US intelligence has successfully thwarted the smuggling of over 30,000 rocket-propelled grenades from North Korea to Egypt, the Chicago Tribune reported on Sunday.
The foiled smuggling attempt strained ties between Washington and Cairo and was one of several secret deals that led the Trump administration to delay nearly $300 million in military aid to Egypt, the Tribune reported.
According to the report, Washington warned Cairo in August of a vessel that was flying a Cambodian flag—but actually came from North Korea—which was making its way toward the Suez Canal.
Egyptian custom agents raided the vessel when it entered their territorial water, finding a massive cache of weapons hidden under a bin of iron ore, which a UN report later dubbed as the "largest seizure of ammunition in the history of sanctions against the Democratic People's Republic of Korea."
Months after the capture of the ship, the UN investigation found the shipment was bound for Egypt itself.

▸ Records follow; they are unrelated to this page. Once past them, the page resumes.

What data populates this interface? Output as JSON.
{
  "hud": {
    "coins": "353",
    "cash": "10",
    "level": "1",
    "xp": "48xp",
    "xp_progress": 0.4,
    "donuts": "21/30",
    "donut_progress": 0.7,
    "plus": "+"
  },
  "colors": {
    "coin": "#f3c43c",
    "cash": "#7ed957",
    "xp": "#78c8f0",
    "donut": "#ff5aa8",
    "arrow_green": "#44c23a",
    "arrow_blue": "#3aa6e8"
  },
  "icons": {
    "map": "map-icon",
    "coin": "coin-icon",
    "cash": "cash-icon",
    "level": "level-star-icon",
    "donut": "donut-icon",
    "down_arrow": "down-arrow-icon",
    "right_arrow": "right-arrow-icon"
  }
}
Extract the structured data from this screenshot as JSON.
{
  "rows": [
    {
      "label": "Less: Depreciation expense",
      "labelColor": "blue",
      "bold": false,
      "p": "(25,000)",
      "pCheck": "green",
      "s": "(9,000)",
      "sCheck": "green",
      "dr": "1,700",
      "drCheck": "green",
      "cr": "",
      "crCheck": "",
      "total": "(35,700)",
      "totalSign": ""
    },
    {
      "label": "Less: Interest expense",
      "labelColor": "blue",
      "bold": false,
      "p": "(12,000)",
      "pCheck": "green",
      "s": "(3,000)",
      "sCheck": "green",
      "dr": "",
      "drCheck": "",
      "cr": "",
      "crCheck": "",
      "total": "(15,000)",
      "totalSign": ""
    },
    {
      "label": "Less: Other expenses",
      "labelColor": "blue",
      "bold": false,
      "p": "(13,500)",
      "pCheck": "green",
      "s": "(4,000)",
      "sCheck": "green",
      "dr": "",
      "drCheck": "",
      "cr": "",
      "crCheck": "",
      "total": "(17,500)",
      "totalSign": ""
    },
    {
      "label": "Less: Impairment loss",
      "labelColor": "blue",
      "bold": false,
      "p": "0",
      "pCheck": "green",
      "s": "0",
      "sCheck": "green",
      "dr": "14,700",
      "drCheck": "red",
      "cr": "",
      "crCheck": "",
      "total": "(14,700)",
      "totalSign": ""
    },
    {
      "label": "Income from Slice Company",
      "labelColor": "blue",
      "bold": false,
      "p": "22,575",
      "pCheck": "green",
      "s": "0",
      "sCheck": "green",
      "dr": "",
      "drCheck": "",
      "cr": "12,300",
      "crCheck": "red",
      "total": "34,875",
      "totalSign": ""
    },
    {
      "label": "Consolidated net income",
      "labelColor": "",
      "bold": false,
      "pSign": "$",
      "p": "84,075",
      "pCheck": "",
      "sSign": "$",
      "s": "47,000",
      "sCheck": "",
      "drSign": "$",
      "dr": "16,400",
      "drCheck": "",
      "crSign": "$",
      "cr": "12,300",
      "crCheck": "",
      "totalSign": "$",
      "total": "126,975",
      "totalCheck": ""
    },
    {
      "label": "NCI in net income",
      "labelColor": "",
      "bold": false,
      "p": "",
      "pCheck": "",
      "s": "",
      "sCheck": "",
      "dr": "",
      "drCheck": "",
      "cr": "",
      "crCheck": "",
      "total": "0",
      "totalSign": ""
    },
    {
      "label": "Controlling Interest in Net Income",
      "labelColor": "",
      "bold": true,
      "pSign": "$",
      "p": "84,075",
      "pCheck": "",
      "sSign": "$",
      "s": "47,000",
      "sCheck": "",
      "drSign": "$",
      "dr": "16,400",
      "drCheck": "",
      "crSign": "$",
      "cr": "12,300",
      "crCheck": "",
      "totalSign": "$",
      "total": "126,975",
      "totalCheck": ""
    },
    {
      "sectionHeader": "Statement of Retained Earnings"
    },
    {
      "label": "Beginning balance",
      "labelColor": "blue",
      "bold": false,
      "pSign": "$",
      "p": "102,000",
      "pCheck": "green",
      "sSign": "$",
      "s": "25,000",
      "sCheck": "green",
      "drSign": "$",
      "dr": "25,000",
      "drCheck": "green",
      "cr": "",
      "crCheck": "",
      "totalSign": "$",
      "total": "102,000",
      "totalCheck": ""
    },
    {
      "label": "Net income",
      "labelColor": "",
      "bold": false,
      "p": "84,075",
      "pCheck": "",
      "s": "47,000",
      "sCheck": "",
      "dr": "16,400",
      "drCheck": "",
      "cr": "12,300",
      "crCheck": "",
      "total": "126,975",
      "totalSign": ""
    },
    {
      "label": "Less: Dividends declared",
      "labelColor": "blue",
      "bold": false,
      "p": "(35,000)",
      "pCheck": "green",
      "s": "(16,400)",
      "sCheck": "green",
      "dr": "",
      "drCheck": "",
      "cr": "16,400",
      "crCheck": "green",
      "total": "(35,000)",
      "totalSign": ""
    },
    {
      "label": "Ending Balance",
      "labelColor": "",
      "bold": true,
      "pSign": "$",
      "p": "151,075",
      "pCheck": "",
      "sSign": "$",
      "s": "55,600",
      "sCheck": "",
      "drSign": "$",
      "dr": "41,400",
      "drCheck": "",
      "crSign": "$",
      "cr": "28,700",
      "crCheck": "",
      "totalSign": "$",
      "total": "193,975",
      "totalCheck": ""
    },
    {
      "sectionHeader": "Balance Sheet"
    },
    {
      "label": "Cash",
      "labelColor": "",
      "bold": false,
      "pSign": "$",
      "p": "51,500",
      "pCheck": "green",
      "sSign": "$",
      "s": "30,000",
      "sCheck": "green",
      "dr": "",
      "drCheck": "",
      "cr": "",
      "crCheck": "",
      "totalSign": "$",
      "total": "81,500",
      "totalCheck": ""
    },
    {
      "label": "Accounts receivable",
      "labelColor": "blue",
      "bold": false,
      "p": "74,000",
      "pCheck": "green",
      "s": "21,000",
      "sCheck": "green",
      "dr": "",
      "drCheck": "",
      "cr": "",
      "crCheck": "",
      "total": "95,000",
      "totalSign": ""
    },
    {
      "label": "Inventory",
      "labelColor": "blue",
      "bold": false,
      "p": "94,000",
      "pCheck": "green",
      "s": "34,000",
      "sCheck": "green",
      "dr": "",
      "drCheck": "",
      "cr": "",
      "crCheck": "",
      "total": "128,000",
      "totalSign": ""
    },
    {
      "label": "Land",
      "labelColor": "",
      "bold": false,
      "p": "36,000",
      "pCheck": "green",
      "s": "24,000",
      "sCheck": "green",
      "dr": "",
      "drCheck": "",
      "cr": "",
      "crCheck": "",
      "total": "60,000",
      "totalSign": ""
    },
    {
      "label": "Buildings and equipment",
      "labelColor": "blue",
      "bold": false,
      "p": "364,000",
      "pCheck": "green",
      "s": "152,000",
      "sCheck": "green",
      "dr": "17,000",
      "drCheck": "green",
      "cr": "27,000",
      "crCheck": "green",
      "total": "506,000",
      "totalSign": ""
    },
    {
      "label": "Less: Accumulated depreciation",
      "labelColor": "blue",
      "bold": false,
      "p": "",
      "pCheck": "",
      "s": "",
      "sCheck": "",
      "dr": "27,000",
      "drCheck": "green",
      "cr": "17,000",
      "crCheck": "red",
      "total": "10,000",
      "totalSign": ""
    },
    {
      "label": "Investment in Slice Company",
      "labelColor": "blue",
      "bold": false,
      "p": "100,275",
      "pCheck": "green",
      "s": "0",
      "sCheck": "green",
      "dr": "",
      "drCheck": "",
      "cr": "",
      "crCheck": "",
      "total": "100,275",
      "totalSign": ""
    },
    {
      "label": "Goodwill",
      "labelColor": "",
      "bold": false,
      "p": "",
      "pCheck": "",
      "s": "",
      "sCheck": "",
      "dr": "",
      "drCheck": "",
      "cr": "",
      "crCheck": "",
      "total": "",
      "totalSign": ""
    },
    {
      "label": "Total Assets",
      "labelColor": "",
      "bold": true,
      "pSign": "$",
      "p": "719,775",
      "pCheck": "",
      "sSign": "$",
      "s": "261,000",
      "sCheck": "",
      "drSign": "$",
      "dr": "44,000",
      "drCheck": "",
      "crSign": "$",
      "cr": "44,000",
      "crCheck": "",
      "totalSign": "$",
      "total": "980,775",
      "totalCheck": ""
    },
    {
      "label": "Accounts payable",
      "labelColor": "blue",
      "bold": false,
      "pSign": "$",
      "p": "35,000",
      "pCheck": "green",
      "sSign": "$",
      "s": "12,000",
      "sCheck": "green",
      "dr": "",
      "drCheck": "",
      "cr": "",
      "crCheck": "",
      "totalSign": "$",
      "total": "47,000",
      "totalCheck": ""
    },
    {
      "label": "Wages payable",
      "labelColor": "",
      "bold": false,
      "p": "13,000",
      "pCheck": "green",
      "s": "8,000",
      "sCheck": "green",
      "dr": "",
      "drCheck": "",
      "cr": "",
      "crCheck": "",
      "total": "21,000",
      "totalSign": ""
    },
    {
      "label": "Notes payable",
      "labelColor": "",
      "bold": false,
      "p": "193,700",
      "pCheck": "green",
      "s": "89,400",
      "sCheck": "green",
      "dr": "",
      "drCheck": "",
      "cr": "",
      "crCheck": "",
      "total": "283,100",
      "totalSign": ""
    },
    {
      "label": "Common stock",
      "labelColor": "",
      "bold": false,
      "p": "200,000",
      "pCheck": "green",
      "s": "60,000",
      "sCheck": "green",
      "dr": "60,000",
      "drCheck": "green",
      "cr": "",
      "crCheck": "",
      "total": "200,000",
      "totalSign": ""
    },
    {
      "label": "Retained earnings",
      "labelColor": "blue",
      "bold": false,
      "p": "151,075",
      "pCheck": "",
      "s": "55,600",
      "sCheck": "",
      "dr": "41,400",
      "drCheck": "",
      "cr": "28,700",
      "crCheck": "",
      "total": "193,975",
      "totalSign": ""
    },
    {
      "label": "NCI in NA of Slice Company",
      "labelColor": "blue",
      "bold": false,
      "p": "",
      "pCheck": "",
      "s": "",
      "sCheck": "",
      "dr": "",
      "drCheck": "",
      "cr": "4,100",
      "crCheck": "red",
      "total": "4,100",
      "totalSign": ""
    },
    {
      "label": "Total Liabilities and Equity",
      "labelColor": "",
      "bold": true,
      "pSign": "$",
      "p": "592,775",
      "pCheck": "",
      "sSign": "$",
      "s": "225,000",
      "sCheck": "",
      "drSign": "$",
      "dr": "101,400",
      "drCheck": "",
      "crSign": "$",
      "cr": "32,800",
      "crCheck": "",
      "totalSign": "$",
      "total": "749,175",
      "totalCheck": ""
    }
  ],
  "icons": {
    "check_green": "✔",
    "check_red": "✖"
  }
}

Pyongyang and Cairo tried to hide their tracks with a complex arrangement in which Egyptian businessmen ordered millions of dollars' worth of rockets from North Korea for the country's military, according to both US officials and Western diplomats who spoke to the Tribune.
While Egypt insisted it will "continue to abide by all Security Council resolutions and will always be in conformity with these resolutions as they restrain military purchases from North Korea," US officials confirmed to the paper that the shipment was stopped only after American intelligence agencies had alerted the Egyptians about it.
It was unclear whether North Korea ever received the estimate $23 million payment for the arms shipment, the Tribute report noted.